West African cuisine takes the spotlight on YouTube

  • By Christin Parcerisa + Culture & Trends team
  • Contributor
  • Apr.12.2021
West African cuisine takes the spotlight on YouTube
Creators are hosting mukbangs with fufu and egusi.

Food videos never fail to impress, and the mukbang trend, which features creators eating large amounts of food, just got tastier. Since January, African American creators have shared with viewers their experience of tasting West African food (mostly Nigerian) for the first time. Fufu and egusi are two of these spicy, traditional dishes making the rounds. And creators haven’t failed to take us along for the delicious ride. 


How does it feel on the tongue? What texture does it have? How does it smell? These videos are such a descriptive trip via all five senses. And the proof is in the fufu: Videos related to mukbangs with "fufu" or "egusi" in the title have been viewed over 25 million times this year to date (January - March 2021).

How it started 


At the beginning of the year, TikToker Joeneen Hull published a video trying these dishes, and it wasn’t long before the terms "fufu" and "egusi" began flooding YouTube. 


Several videos began passing the 1 million views mark, including GOTDAMN ZO’s, Vlogs by DK4L and Tae AND Lou’s


And the trend just keeps growing: Views of videos related to mukbang with "fufu" or "egusi" in the title have increased over 100X during January-March 2021, when compared to the same period last year.


What are fufu and egusi?


If you’re suddenly craving a mouthful of these spicy dishes, here are some facts you should know. 


Fufu is a dough made from boiled and pounded starchy fruits or roots, such as plantains, cassava, or taro. The dish reportedly originated in Ghana, but it’s also popular across West Africa. If you plan to try it, know that it’s pretty sticky. So you’ll want to take a small piece of it, shape it like a little spoon and then scoop on the egusi. 


Egusi is a Nigerian soup made with seeds of the same name. It usually includes leafy vegetables and meat -- with goat being the most popular. 


The novelty factor


The novelty of tasting African food for Black creators comes from both the connection and distance between these two cultures. Many creators lack familiarity with how to eat it. They’re unsure of  how to dip their fingers in the plate, knead the fufu with their hands, or even swallow without chewing it. The trend has given creators of various backgrounds and ethnicities (like emmymade) the chance to connect with African culture through food. 

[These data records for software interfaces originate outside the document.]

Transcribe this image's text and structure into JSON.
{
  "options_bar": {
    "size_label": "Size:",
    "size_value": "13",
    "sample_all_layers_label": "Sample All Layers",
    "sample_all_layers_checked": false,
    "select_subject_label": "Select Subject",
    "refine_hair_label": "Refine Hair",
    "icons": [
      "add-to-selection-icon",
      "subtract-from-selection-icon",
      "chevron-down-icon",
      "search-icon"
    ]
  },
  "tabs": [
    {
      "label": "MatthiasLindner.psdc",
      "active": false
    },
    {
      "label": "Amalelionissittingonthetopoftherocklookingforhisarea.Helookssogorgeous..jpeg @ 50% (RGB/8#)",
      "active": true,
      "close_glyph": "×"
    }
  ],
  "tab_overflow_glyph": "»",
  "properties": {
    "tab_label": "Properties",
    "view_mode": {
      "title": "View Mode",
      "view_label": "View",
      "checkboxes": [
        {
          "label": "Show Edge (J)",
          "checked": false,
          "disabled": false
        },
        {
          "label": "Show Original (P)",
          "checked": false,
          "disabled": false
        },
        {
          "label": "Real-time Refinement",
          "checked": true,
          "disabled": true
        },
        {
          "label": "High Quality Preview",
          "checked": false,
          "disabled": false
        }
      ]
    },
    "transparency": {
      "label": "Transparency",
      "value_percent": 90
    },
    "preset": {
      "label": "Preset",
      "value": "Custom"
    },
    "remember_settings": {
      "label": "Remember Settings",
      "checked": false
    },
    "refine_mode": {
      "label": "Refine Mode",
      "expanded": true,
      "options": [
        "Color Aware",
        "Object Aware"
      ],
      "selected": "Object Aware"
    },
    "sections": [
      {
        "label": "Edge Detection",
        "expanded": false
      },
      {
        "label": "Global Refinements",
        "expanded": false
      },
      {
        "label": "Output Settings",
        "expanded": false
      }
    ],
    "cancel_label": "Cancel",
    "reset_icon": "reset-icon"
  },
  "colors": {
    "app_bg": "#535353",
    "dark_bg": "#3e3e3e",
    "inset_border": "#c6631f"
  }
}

Because food is much more than just its ingredients. It’s a window into history, emotions and traditions.